**INSTRUCTIONS FOR THE TASK**: Each line of the listing where "caused" appears should be reported.

**DATA SHOWN**:

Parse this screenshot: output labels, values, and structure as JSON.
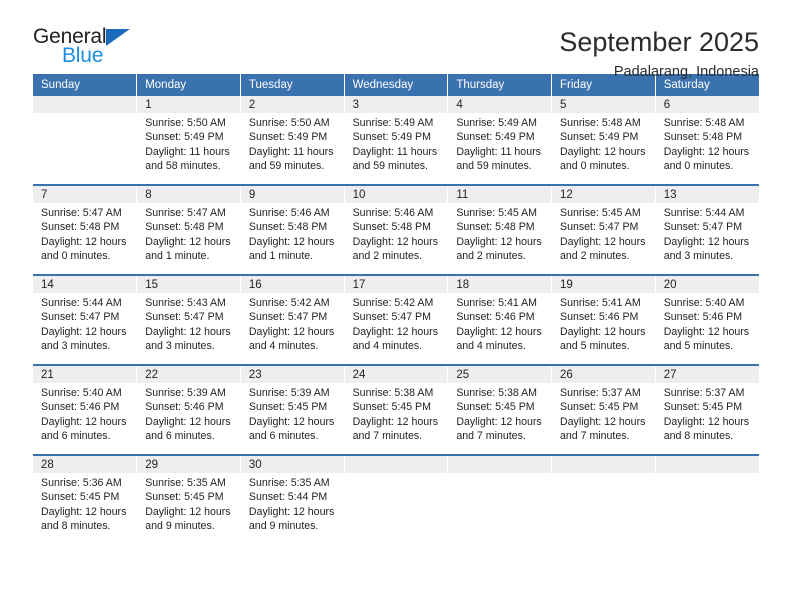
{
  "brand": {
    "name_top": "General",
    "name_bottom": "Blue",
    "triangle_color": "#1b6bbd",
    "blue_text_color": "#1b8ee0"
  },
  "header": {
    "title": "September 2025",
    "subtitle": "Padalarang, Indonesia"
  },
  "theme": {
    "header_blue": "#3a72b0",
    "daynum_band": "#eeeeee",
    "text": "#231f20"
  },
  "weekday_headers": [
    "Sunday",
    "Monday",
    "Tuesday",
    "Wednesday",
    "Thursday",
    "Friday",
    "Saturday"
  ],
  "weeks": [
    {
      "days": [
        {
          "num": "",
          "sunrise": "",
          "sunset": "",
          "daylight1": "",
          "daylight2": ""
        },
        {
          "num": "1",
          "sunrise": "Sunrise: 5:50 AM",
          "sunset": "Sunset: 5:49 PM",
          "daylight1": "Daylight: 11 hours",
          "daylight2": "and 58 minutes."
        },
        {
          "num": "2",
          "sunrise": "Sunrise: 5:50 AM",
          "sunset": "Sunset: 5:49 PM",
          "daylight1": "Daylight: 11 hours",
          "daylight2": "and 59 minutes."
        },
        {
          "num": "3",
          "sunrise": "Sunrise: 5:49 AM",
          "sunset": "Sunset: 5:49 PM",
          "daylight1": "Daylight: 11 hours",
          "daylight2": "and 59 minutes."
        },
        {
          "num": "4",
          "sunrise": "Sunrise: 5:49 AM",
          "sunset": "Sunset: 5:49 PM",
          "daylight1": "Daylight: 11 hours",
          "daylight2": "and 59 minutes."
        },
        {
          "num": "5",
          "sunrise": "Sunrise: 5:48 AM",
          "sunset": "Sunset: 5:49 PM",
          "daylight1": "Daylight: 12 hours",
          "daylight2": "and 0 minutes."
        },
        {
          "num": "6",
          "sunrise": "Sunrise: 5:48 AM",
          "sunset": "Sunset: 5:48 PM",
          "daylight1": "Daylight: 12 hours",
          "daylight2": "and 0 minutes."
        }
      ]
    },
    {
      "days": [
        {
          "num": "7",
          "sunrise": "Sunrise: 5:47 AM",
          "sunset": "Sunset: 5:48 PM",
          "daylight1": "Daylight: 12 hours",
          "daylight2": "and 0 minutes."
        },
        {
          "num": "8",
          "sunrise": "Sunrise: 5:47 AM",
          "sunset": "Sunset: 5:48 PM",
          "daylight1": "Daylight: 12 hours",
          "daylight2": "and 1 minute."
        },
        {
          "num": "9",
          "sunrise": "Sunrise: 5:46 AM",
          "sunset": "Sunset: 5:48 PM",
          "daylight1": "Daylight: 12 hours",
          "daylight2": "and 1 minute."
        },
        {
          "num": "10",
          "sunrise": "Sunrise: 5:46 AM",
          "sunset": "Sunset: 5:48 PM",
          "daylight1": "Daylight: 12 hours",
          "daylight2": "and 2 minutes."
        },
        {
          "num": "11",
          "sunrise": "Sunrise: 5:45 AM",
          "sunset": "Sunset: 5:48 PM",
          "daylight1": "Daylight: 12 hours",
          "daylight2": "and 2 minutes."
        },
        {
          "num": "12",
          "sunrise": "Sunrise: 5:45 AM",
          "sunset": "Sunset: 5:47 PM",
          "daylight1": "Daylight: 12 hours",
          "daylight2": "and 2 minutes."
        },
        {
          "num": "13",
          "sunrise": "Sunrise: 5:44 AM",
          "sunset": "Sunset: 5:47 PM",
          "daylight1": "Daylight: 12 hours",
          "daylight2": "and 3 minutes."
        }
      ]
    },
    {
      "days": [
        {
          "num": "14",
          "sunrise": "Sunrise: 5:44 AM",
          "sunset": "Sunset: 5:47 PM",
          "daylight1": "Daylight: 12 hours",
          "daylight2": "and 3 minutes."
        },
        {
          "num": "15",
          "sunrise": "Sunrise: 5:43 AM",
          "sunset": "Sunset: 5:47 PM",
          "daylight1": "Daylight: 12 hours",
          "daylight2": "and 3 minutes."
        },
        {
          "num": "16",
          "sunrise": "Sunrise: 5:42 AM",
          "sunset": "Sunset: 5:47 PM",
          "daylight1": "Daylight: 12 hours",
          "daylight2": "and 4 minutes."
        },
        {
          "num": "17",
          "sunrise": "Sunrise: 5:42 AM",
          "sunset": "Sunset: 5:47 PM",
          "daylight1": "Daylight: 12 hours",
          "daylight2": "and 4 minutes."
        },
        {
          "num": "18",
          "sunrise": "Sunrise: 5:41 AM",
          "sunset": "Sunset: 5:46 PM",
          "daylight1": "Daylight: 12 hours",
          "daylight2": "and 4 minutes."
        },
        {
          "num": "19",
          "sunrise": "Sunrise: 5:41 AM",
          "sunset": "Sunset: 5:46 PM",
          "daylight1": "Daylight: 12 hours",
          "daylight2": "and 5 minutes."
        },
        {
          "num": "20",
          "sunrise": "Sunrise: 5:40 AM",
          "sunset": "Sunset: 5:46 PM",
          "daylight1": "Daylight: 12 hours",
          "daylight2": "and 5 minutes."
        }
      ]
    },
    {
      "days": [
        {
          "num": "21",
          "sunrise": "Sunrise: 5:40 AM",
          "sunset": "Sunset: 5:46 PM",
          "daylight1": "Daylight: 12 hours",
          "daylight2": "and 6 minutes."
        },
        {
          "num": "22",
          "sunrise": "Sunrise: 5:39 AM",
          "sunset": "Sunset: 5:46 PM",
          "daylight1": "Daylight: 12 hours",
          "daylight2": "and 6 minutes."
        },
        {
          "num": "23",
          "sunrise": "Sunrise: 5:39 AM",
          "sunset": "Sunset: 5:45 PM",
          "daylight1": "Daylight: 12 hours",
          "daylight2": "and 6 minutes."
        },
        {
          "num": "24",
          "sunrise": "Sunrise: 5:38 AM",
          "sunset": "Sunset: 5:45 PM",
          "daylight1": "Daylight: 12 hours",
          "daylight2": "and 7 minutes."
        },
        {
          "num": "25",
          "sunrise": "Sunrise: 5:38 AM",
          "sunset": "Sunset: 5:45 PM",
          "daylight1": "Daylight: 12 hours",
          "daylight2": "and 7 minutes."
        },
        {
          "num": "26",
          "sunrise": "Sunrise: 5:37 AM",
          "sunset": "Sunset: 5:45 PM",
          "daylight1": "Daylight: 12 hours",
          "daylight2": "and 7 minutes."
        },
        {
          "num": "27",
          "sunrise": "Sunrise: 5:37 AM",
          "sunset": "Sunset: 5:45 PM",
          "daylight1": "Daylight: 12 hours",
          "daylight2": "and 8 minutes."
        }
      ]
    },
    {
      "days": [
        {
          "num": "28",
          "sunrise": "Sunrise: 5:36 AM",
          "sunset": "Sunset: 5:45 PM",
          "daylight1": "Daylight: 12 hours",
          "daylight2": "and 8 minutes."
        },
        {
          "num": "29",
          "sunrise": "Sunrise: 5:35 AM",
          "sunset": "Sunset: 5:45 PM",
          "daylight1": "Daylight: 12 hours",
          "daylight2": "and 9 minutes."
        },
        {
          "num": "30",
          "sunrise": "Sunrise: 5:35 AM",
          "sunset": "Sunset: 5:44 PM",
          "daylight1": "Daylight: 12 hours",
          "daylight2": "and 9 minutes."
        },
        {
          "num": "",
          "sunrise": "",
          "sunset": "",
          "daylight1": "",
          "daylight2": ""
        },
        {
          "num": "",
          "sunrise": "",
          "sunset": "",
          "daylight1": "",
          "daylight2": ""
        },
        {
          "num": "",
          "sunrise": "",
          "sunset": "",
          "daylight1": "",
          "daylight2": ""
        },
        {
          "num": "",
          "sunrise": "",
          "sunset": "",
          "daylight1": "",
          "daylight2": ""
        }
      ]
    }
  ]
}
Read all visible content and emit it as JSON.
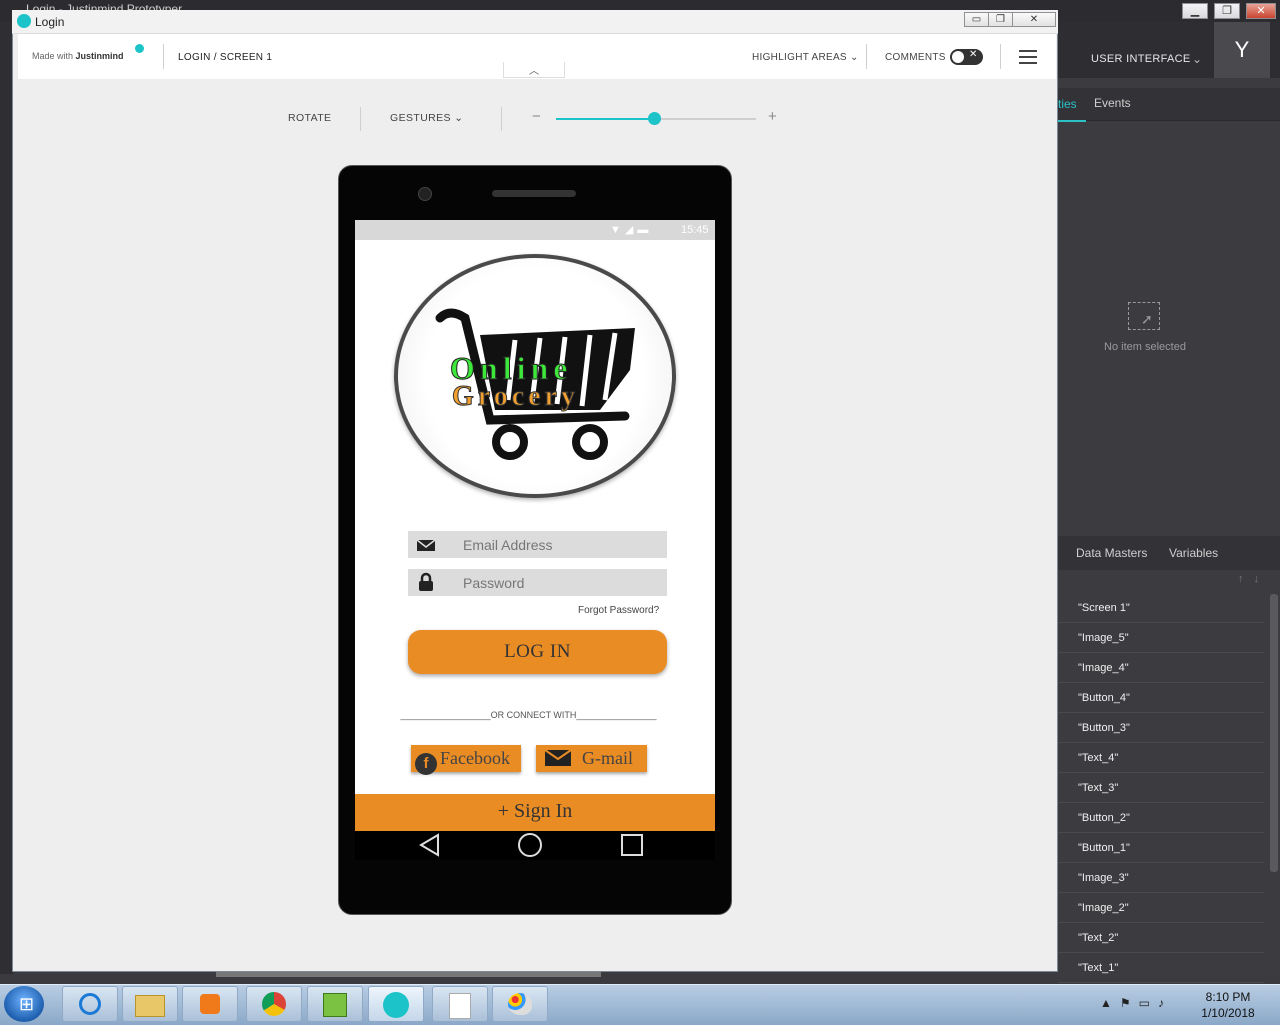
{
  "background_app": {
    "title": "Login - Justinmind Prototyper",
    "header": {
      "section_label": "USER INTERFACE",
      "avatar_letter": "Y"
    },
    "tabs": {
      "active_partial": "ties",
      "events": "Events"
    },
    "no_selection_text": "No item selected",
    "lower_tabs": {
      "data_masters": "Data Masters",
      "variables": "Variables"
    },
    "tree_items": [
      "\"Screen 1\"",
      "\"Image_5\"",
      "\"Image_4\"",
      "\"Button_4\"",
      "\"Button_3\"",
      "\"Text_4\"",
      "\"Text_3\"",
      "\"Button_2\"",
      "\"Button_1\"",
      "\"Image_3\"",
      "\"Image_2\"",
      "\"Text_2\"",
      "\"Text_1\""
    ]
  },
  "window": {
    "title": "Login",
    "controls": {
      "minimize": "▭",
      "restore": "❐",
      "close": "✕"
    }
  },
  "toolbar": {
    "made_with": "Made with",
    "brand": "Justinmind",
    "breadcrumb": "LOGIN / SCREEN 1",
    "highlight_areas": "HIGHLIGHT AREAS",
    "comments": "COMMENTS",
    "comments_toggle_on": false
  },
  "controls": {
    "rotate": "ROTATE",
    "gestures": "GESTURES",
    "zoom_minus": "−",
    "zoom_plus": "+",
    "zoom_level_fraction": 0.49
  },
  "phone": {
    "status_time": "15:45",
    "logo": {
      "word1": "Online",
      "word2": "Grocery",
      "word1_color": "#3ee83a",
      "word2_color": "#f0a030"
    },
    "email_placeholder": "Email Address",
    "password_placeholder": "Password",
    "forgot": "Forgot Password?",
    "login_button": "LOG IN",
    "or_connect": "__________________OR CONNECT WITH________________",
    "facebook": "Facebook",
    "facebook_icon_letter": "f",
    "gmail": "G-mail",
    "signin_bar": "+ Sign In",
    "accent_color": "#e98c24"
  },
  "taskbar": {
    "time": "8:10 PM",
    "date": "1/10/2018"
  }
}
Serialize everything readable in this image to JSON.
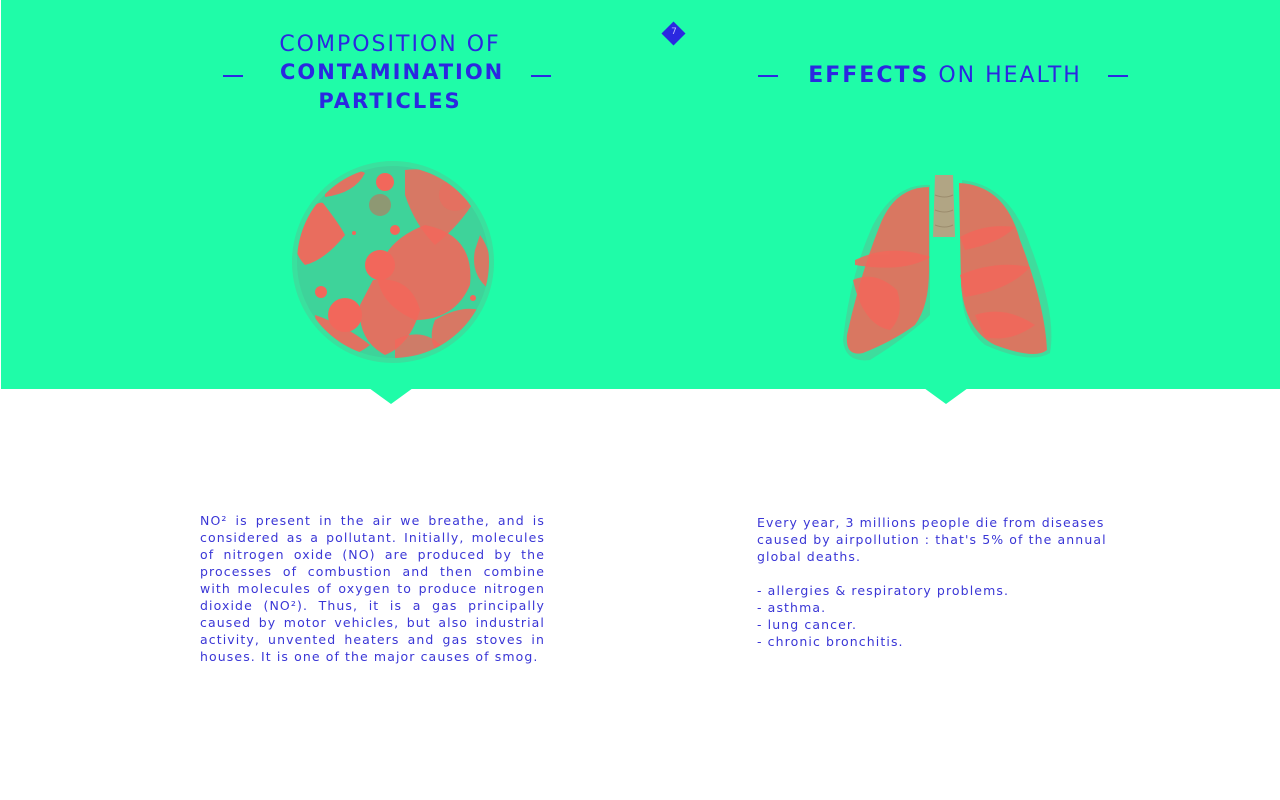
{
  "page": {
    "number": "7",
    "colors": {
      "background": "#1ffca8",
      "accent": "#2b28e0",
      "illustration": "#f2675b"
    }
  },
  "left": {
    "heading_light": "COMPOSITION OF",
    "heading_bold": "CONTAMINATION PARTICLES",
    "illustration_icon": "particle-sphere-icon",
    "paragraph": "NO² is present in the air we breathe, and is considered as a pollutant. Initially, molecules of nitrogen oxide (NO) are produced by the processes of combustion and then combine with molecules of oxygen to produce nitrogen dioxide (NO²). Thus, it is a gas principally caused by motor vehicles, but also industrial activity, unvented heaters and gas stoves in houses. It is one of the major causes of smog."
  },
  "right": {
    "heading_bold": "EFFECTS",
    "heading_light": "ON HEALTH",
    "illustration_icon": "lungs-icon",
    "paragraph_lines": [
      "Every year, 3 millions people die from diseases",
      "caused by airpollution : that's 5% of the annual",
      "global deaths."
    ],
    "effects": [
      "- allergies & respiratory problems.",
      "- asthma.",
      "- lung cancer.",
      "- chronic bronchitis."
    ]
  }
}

**SOLVED EXERCISE**:
    "paragraph": "NO² is present in the air we breathe, and is considered as a pollutant. Initially, molecules of nitrogen oxide (NO) are produced by the processes of combustion and then combine with molecules of oxygen to produce nitrogen dioxide (NO²). Thus, it is a gas principally caused by motor vehicles, but also industrial activity, unvented heaters and gas stoves in houses. It is one of the major causes of smog."
      "caused by airpollution : that's 5% of the annual",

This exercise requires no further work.